episodes in children or adolescents with bipolar I disorder was
demonstrated in a three-week, randomized, double-blind,
placebo-controlled, multicenter trial in patients who were
experiencing a manic or mixed episode. Treated patients generally
had fewer symptoms, including a decrease in their elevated mood and
hyperactivity, and other symptoms of their illness.
Drowsiness, fatigue, increase in appetite, anxiety, nausea,
dizziness, dry mouth, tremor, and rash were among the most common
side effects reported.
Schizophrenia is a serious and disabling psychiatric disorder.
Symptoms may include hallucinations, delusions, and disorganized
thinking.
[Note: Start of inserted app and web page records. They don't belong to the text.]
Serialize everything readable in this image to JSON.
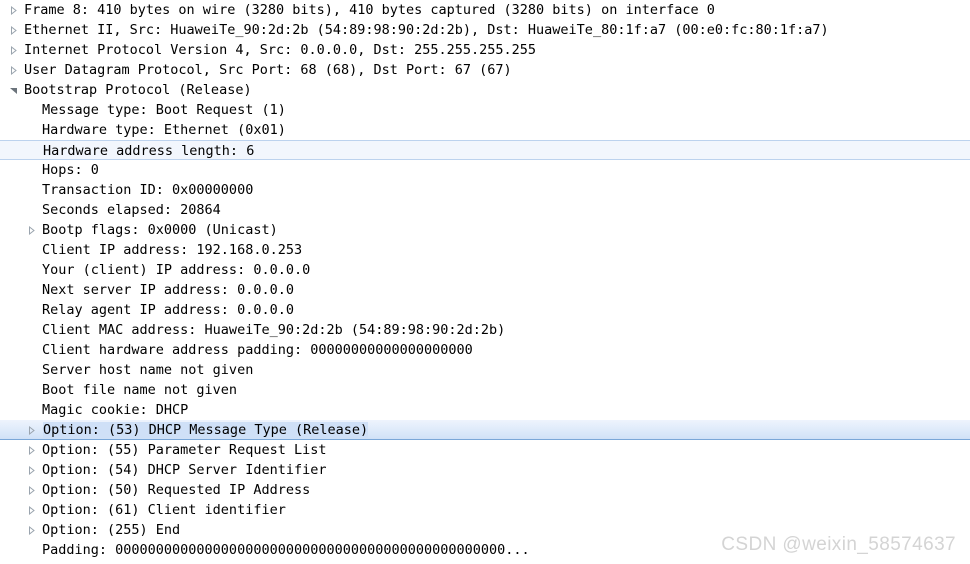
{
  "pane": {
    "name": "Wireshark packet details"
  },
  "rows": [
    {
      "level": 0,
      "twisty": "collapsed",
      "selected": "none",
      "text": "Frame 8: 410 bytes on wire (3280 bits), 410 bytes captured (3280 bits) on interface 0"
    },
    {
      "level": 0,
      "twisty": "collapsed",
      "selected": "none",
      "text": "Ethernet II, Src: HuaweiTe_90:2d:2b (54:89:98:90:2d:2b), Dst: HuaweiTe_80:1f:a7 (00:e0:fc:80:1f:a7)"
    },
    {
      "level": 0,
      "twisty": "collapsed",
      "selected": "none",
      "text": "Internet Protocol Version 4, Src: 0.0.0.0, Dst: 255.255.255.255"
    },
    {
      "level": 0,
      "twisty": "collapsed",
      "selected": "none",
      "text": "User Datagram Protocol, Src Port: 68 (68), Dst Port: 67 (67)"
    },
    {
      "level": 0,
      "twisty": "expanded",
      "selected": "none",
      "text": "Bootstrap Protocol (Release)"
    },
    {
      "level": 1,
      "twisty": "none",
      "selected": "none",
      "text": "Message type: Boot Request (1)"
    },
    {
      "level": 1,
      "twisty": "none",
      "selected": "none",
      "text": "Hardware type: Ethernet (0x01)"
    },
    {
      "level": 1,
      "twisty": "none",
      "selected": "light",
      "text": "Hardware address length: 6"
    },
    {
      "level": 1,
      "twisty": "none",
      "selected": "none",
      "text": "Hops: 0"
    },
    {
      "level": 1,
      "twisty": "none",
      "selected": "none",
      "text": "Transaction ID: 0x00000000"
    },
    {
      "level": 1,
      "twisty": "none",
      "selected": "none",
      "text": "Seconds elapsed: 20864"
    },
    {
      "level": 1,
      "twisty": "collapsed",
      "selected": "none",
      "text": "Bootp flags: 0x0000 (Unicast)"
    },
    {
      "level": 1,
      "twisty": "none",
      "selected": "none",
      "text": "Client IP address: 192.168.0.253"
    },
    {
      "level": 1,
      "twisty": "none",
      "selected": "none",
      "text": "Your (client) IP address: 0.0.0.0"
    },
    {
      "level": 1,
      "twisty": "none",
      "selected": "none",
      "text": "Next server IP address: 0.0.0.0"
    },
    {
      "level": 1,
      "twisty": "none",
      "selected": "none",
      "text": "Relay agent IP address: 0.0.0.0"
    },
    {
      "level": 1,
      "twisty": "none",
      "selected": "none",
      "text": "Client MAC address: HuaweiTe_90:2d:2b (54:89:98:90:2d:2b)"
    },
    {
      "level": 1,
      "twisty": "none",
      "selected": "none",
      "text": "Client hardware address padding: 00000000000000000000"
    },
    {
      "level": 1,
      "twisty": "none",
      "selected": "none",
      "text": "Server host name not given"
    },
    {
      "level": 1,
      "twisty": "none",
      "selected": "none",
      "text": "Boot file name not given"
    },
    {
      "level": 1,
      "twisty": "none",
      "selected": "none",
      "text": "Magic cookie: DHCP"
    },
    {
      "level": 1,
      "twisty": "collapsed",
      "selected": "strong",
      "text": "Option: (53) DHCP Message Type (Release)"
    },
    {
      "level": 1,
      "twisty": "collapsed",
      "selected": "none",
      "text": "Option: (55) Parameter Request List"
    },
    {
      "level": 1,
      "twisty": "collapsed",
      "selected": "none",
      "text": "Option: (54) DHCP Server Identifier"
    },
    {
      "level": 1,
      "twisty": "collapsed",
      "selected": "none",
      "text": "Option: (50) Requested IP Address"
    },
    {
      "level": 1,
      "twisty": "collapsed",
      "selected": "none",
      "text": "Option: (61) Client identifier"
    },
    {
      "level": 1,
      "twisty": "collapsed",
      "selected": "none",
      "text": "Option: (255) End"
    },
    {
      "level": 1,
      "twisty": "none",
      "selected": "none",
      "text": "Padding: 000000000000000000000000000000000000000000000000..."
    }
  ],
  "watermark": {
    "text": "CSDN @weixin_58574637",
    "color": "#d4d4d4"
  },
  "colors": {
    "background": "#ffffff",
    "text": "#000000",
    "twisty": "#9aa4ae",
    "selection_light_fill": "#f2f6fd",
    "selection_light_border": "#bcd2ee",
    "selection_strong_fill": "#d3e3f8",
    "selection_strong_border": "#7aa7d8"
  }
}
Bipolar disorder, also known as manic-depressive illness,
is a serious psychiatric disorder that causes wide shifts in a
person's mood, energy, and ability to function.
Risperdal is manufactured by Janssen, L.P. of Titusville, N.J.
For more information:
FDA Office of Pediatric Therapeutics
National Institute of Mental Health -- Schizophrenia
National Institute of Mental Health -- Bipolar Disorder
from U.S. Food and Drug Administration